As far as we know the server has only been implemented once. The client side has been implemented much more, including:

  • The command line client, which is part of the CVS source distribution, is written in C and is a full-featured client. Although the code is readable, it is not the best place to turn if you are just learning the protocol (partly because it is so full-featured).
  • MacCVSClient implements a CVS client in C++. It includes the basic functionality but no bells and whistles.
  • jCVS implements a CVS client in Java. The parts of the code which talk to the server are broken out into classes which are intended to be usable in other contexts (such as special-purpose clients).

Working Directory Formats:

The way files are stored in the CVS working directories (for example the format of the CVS/Entries and CVS/Tag files) is documented in recent versions of the Cederqvist manual. Affected programs include the CVS client, the VC package for emacs, jCVS, and a vast number of special-purpose scripts.

Repository Formats:

The way files are stored in the CVS repository is documented in recent versions of the Cederqvist manual. Programs that are affected by this include the CVS server, CVSweb, CVSup (the mirroring tool from FreeBSD), and a vast number of special-purpose scripts.

Note that running RCS commands to update the CVS repository has the potential for problems because the programs use different locking mechanisms. CVS's mechanism is documented in the Cederqvist manual and involves lock files with names starting with #cvs. RCS's mechanism involves lock files with names like foo.pl and is not supported by CVS. To use the CVS convention in scripts and other tools, see the cvslock program from Thomas Roessler.

The RCS file format itself is documented in the rcsfile(5) manpage in the RCS distribution and the file doc/RCSFILES in the CVS source distribution. Programs which can at least read this format include CVS, and RCS.

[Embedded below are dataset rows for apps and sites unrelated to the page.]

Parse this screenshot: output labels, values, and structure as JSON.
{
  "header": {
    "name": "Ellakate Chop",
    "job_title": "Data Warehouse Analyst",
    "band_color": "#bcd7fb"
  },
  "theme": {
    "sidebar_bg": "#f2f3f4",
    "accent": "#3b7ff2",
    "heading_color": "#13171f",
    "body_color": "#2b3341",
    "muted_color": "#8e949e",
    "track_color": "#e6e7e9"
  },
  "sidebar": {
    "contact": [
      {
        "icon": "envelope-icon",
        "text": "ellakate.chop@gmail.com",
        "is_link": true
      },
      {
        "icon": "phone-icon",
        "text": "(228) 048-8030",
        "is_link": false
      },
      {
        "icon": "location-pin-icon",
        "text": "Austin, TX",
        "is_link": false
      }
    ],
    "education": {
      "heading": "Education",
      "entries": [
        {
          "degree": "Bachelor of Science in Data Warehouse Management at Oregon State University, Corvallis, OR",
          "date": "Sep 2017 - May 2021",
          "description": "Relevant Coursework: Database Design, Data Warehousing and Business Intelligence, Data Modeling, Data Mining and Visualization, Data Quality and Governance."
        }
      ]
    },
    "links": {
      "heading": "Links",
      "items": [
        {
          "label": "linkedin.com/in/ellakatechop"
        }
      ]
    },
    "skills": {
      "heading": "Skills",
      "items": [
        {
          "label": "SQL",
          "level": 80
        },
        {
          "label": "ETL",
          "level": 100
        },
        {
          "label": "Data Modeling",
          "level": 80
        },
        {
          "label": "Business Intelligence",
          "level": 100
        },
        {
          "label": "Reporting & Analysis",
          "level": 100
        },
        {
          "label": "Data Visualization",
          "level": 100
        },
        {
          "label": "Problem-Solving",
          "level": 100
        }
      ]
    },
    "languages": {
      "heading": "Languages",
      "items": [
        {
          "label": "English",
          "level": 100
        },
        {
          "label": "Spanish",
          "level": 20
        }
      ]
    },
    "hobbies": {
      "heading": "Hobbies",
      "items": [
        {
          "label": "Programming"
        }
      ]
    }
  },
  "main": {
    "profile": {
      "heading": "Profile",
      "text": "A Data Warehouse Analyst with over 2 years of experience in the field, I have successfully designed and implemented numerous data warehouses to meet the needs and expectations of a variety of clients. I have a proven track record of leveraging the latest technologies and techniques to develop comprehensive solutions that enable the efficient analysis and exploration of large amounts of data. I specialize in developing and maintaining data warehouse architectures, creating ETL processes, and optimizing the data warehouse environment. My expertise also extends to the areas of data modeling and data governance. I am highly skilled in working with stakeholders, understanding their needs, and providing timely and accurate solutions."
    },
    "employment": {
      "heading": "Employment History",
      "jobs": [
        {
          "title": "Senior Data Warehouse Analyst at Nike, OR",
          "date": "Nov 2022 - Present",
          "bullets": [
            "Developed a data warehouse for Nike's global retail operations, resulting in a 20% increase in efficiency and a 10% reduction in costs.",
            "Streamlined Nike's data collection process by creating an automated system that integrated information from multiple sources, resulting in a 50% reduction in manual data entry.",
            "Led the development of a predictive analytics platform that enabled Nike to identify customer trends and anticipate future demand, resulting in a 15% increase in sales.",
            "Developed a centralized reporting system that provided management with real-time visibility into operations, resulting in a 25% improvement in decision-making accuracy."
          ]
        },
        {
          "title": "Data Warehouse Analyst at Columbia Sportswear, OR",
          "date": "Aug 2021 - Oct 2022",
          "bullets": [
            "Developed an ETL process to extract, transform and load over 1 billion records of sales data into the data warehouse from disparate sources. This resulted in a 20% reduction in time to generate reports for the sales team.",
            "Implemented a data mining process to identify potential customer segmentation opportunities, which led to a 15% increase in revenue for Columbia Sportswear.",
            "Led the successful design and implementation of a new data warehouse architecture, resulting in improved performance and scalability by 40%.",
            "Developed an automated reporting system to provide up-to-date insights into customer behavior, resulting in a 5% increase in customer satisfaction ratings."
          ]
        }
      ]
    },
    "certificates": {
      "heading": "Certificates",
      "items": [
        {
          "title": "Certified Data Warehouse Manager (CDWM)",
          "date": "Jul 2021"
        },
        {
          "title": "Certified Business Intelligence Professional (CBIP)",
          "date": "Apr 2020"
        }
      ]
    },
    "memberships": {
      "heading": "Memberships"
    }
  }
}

Derek Price, CVS developer and technical editor of Essential CVS (Essentials line from O'Reilly Press) , and others offer consulting services and training through Ximbiot.